--- TASK INPUTS ---
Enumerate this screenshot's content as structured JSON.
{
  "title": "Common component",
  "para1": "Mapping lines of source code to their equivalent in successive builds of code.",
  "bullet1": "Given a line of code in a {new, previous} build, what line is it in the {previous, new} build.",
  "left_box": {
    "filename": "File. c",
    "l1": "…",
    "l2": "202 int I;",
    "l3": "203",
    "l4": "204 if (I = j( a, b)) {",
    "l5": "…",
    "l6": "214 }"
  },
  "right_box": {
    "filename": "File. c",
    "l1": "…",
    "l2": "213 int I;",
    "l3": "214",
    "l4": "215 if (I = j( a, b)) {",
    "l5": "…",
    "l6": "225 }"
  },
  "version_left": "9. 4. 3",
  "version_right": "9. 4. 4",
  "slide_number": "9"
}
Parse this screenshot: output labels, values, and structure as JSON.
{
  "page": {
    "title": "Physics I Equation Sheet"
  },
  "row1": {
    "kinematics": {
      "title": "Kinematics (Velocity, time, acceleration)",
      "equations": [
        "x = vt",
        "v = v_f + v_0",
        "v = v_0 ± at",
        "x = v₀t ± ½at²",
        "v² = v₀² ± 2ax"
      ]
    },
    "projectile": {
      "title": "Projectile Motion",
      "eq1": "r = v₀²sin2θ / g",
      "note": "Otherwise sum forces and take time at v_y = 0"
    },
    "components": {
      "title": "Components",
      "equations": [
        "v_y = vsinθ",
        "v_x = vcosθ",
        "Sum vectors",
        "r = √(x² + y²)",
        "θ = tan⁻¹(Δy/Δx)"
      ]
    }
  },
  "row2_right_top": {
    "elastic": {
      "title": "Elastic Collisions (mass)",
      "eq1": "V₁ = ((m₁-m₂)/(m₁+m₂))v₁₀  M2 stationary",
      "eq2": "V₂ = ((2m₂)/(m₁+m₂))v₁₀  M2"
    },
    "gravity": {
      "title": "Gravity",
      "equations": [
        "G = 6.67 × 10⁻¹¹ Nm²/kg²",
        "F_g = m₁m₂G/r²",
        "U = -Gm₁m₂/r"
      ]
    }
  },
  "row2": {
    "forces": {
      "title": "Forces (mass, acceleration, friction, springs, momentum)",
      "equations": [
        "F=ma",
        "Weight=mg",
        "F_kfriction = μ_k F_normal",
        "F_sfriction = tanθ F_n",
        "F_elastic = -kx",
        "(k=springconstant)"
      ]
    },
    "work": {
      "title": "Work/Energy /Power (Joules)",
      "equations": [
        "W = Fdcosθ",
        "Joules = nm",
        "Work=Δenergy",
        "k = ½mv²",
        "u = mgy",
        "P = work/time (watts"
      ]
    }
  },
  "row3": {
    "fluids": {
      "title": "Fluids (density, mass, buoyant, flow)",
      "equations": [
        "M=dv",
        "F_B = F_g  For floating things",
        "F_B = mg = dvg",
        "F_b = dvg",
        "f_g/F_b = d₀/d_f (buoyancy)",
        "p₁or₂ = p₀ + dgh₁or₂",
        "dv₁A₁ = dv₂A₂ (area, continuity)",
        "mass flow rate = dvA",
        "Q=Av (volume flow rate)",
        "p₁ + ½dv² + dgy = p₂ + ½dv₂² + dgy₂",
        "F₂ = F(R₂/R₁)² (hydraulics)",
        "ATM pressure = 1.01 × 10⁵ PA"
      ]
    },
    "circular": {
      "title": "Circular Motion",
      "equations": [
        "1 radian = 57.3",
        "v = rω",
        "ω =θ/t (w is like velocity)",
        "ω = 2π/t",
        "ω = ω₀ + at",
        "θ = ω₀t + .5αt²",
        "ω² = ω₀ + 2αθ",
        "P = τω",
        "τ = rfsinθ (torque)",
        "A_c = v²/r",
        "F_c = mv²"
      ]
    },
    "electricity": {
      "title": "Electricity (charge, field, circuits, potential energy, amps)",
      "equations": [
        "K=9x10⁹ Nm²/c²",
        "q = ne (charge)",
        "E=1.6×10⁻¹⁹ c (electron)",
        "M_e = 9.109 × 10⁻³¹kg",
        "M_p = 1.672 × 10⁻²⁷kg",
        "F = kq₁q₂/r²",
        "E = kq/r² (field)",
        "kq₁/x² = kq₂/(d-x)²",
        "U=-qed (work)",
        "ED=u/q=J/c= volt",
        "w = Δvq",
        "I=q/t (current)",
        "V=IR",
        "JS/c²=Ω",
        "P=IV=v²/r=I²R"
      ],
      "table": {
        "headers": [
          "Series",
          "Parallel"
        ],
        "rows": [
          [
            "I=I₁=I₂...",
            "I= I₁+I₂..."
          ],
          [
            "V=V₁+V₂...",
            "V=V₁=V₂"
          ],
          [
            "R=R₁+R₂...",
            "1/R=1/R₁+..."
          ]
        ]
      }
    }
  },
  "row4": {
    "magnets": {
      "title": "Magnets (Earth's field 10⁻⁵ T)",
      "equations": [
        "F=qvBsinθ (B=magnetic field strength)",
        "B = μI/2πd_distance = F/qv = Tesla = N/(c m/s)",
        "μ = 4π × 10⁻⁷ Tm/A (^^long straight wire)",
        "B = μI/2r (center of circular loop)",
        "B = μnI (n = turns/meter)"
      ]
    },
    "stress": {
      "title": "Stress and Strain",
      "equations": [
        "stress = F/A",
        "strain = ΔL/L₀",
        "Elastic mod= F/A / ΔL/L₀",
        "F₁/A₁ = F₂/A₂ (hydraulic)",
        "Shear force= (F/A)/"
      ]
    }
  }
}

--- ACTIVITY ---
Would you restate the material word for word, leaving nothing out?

--- RESULT ---
Enumerate this screenshot's content as structured JSON.
{
  "title": "Common component",
  "para1": "Mapping lines of source code to their equivalent in successive builds of code.",
  "bullet1": "Given a line of code in a {new, previous} build, what line is it in the {previous, new} build.",
  "left_box": {
    "filename": "File. c",
    "l1": "…",
    "l2": "202 int I;",
    "l3": "203",
    "l4": "204 if (I = j( a, b)) {",
    "l5": "…",
    "l6": "214 }"
  },
  "right_box": {
    "filename": "File. c",
    "l1": "…",
    "l2": "213 int I;",
    "l3": "214",
    "l4": "215 if (I = j( a, b)) {",
    "l5": "…",
    "l6": "225 }"
  },
  "version_left": "9. 4. 3",
  "version_right": "9. 4. 4",
  "slide_number": "9"
}
Parse this screenshot: output labels, values, and structure as JSON.
{
  "page": {
    "title": "Physics I Equation Sheet"
  },
  "row1": {
    "kinematics": {
      "title": "Kinematics (Velocity, time, acceleration)",
      "equations": [
        "x = vt",
        "v = v_f + v_0",
        "v = v_0 ± at",
        "x = v₀t ± ½at²",
        "v² = v₀² ± 2ax"
      ]
    },
    "projectile": {
      "title": "Projectile Motion",
      "eq1": "r = v₀²sin2θ / g",
      "note": "Otherwise sum forces and take time at v_y = 0"
    },
    "components": {
      "title": "Components",
      "equations": [
        "v_y = vsinθ",
        "v_x = vcosθ",
        "Sum vectors",
        "r = √(x² + y²)",
        "θ = tan⁻¹(Δy/Δx)"
      ]
    }
  },
  "row2_right_top": {
    "elastic": {
      "title": "Elastic Collisions (mass)",
      "eq1": "V₁ = ((m₁-m₂)/(m₁+m₂))v₁₀  M2 stationary",
      "eq2": "V₂ = ((2m₂)/(m₁+m₂))v₁₀  M2"
    },
    "gravity": {
      "title": "Gravity",
      "equations": [
        "G = 6.67 × 10⁻¹¹ Nm²/kg²",
        "F_g = m₁m₂G/r²",
        "U = -Gm₁m₂/r"
      ]
    }
  },
  "row2": {
    "forces": {
      "title": "Forces (mass, acceleration, friction, springs, momentum)",
      "equations": [
        "F=ma",
        "Weight=mg",
        "F_kfriction = μ_k F_normal",
        "F_sfriction = tanθ F_n",
        "F_elastic = -kx",
        "(k=springconstant)"
      ]
    },
    "work": {
      "title": "Work/Energy /Power (Joules)",
      "equations": [
        "W = Fdcosθ",
        "Joules = nm",
        "Work=Δenergy",
        "k = ½mv²",
        "u = mgy",
        "P = work/time (watts"
      ]
    }
  },
  "row3": {
    "fluids": {
      "title": "Fluids (density, mass, buoyant, flow)",
      "equations": [
        "M=dv",
        "F_B = F_g  For floating things",
        "F_B = mg = dvg",
        "F_b = dvg",
        "f_g/F_b = d₀/d_f (buoyancy)",
        "p₁or₂ = p₀ + dgh₁or₂",
        "dv₁A₁ = dv₂A₂ (area, continuity)",
        "mass flow rate = dvA",
        "Q=Av (volume flow rate)",
        "p₁ + ½dv² + dgy = p₂ + ½dv₂² + dgy₂",
        "F₂ = F(R₂/R₁)² (hydraulics)",
        "ATM pressure = 1.01 × 10⁵ PA"
      ]
    },
    "circular": {
      "title": "Circular Motion",
      "equations": [
        "1 radian = 57.3",
        "v = rω",
        "ω =θ/t (w is like velocity)",
        "ω = 2π/t",
        "ω = ω₀ + at",
        "θ = ω₀t + .5αt²",
        "ω² = ω₀ + 2αθ",
        "P = τω",
        "τ = rfsinθ (torque)",
        "A_c = v²/r",
        "F_c = mv²"
      ]
    },
    "electricity": {
      "title": "Electricity (charge, field, circuits, potential energy, amps)",
      "equations": [
        "K=9x10⁹ Nm²/c²",
        "q = ne (charge)",
        "E=1.6×10⁻¹⁹ c (electron)",
        "M_e = 9.109 × 10⁻³¹kg",
        "M_p = 1.672 × 10⁻²⁷kg",
        "F = kq₁q₂/r²",
        "E = kq/r² (field)",
        "kq₁/x² = kq₂/(d-x)²",
        "U=-qed (work)",
        "ED=u/q=J/c= volt",
        "w = Δvq",
        "I=q/t (current)",
        "V=IR",
        "JS/c²=Ω",
        "P=IV=v²/r=I²R"
      ],
      "table": {
        "headers": [
          "Series",
          "Parallel"
        ],
        "rows": [
          [
            "I=I₁=I₂...",
            "I= I₁+I₂..."
          ],
          [
            "V=V₁+V₂...",
            "V=V₁=V₂"
          ],
          [
            "R=R₁+R₂...",
            "1/R=1/R₁+..."
          ]
        ]
      }
    }
  },
  "row4": {
    "magnets": {
      "title": "Magnets (Earth's field 10⁻⁵ T)",
      "equations": [
        "F=qvBsinθ (B=magnetic field strength)",
        "B = μI/2πd_distance = F/qv = Tesla = N/(c m/s)",
        "μ = 4π × 10⁻⁷ Tm/A (^^long straight wire)",
        "B = μI/2r (center of circular loop)",
        "B = μnI (n = turns/meter)"
      ]
    },
    "stress": {
      "title": "Stress and Strain",
      "equations": [
        "stress = F/A",
        "strain = ΔL/L₀",
        "Elastic mod= F/A / ΔL/L₀",
        "F₁/A₁ = F₂/A₂ (hydraulic)",
        "Shear force= (F/A)/"
      ]
    }
  }
}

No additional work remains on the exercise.